Previous research has demonstrated that self-involvement enhances the memorability of information (i.e., self > other) encountered in the past. The emergence of this effect, however, is dependent on guided evaluative processing and the explicit association of items with self. It remains to be seen, therefore, whether self-memory effects would emerge in task contexts characterized by incidental-encoding and minimal self-involvement. Integrating insights from work on source monitoring and action recognition, we hypothesized that the effects of self-involvement on memory function may be moderated by the extent to which encoding experiences entail volitional (i.e., choice-based) processing. The results of three experiments supported this prediction.
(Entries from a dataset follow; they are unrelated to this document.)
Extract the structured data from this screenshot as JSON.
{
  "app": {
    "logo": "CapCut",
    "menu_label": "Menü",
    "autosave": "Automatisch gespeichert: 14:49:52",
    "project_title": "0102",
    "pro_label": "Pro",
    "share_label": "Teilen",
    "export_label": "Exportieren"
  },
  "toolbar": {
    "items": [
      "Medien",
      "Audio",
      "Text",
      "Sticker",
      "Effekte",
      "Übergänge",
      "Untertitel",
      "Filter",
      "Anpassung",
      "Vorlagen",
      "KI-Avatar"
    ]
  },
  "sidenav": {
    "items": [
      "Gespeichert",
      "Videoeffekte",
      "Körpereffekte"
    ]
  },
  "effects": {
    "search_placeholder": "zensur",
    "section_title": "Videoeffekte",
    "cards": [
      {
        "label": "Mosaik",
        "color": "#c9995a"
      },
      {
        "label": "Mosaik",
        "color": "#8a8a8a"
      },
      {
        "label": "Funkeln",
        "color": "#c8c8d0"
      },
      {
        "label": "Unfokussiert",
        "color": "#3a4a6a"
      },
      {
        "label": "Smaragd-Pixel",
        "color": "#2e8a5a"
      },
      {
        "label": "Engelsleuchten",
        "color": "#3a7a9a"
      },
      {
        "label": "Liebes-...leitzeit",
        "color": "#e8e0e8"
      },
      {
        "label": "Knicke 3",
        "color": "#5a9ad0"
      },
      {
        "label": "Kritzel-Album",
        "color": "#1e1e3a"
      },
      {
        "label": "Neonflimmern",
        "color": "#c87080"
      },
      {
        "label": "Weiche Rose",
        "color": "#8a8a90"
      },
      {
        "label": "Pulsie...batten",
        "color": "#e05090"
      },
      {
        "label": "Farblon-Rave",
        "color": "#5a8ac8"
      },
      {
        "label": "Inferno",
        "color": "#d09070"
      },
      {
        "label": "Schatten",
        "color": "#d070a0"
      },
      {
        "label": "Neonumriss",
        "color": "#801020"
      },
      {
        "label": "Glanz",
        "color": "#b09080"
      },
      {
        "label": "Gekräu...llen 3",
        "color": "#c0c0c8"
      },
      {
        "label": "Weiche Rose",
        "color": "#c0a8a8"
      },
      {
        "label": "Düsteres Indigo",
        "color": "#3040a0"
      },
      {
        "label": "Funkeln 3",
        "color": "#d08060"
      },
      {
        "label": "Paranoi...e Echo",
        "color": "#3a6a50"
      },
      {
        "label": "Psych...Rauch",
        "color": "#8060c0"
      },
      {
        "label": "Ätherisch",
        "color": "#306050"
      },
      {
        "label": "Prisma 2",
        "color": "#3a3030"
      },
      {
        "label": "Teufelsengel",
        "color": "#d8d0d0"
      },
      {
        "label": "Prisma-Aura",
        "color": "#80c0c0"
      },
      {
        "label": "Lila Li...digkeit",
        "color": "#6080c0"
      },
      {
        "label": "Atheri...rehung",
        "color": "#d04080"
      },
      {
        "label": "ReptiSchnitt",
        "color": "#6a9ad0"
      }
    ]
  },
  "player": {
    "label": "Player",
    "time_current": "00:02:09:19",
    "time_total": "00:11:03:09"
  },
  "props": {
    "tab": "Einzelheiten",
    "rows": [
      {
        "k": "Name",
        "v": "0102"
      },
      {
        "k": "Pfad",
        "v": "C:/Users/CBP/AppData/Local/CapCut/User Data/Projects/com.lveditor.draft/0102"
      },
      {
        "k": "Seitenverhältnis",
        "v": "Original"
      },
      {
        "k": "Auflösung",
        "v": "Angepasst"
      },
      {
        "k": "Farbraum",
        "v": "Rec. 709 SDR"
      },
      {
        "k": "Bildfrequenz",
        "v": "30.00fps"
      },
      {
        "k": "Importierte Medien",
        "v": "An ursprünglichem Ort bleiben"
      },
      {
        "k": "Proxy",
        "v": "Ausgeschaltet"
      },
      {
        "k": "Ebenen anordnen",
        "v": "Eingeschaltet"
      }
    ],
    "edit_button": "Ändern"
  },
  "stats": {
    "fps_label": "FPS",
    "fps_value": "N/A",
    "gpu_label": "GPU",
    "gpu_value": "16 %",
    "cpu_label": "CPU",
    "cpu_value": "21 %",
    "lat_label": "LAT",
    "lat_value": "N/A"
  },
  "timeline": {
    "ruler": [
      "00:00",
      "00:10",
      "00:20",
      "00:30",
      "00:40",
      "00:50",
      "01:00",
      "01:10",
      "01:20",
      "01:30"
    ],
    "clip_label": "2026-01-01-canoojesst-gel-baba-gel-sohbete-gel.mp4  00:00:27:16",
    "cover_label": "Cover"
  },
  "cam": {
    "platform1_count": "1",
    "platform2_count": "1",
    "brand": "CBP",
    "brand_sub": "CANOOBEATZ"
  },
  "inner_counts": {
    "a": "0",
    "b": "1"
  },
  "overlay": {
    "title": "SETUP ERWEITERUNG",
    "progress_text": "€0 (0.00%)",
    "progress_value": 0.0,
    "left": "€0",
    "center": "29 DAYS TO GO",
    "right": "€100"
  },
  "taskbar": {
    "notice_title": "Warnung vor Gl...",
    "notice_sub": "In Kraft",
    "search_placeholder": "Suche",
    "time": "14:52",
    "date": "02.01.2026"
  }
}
Despite the adoption of an incidental task context and stimulus materials that were inconsequential to participants, the act of selection enhanced the memorability and accessibility of information. The implications of these findings for contemporary treatments of self are considered. (c) 2007 Elsevier Inc. All rights reserved.
- incidental memory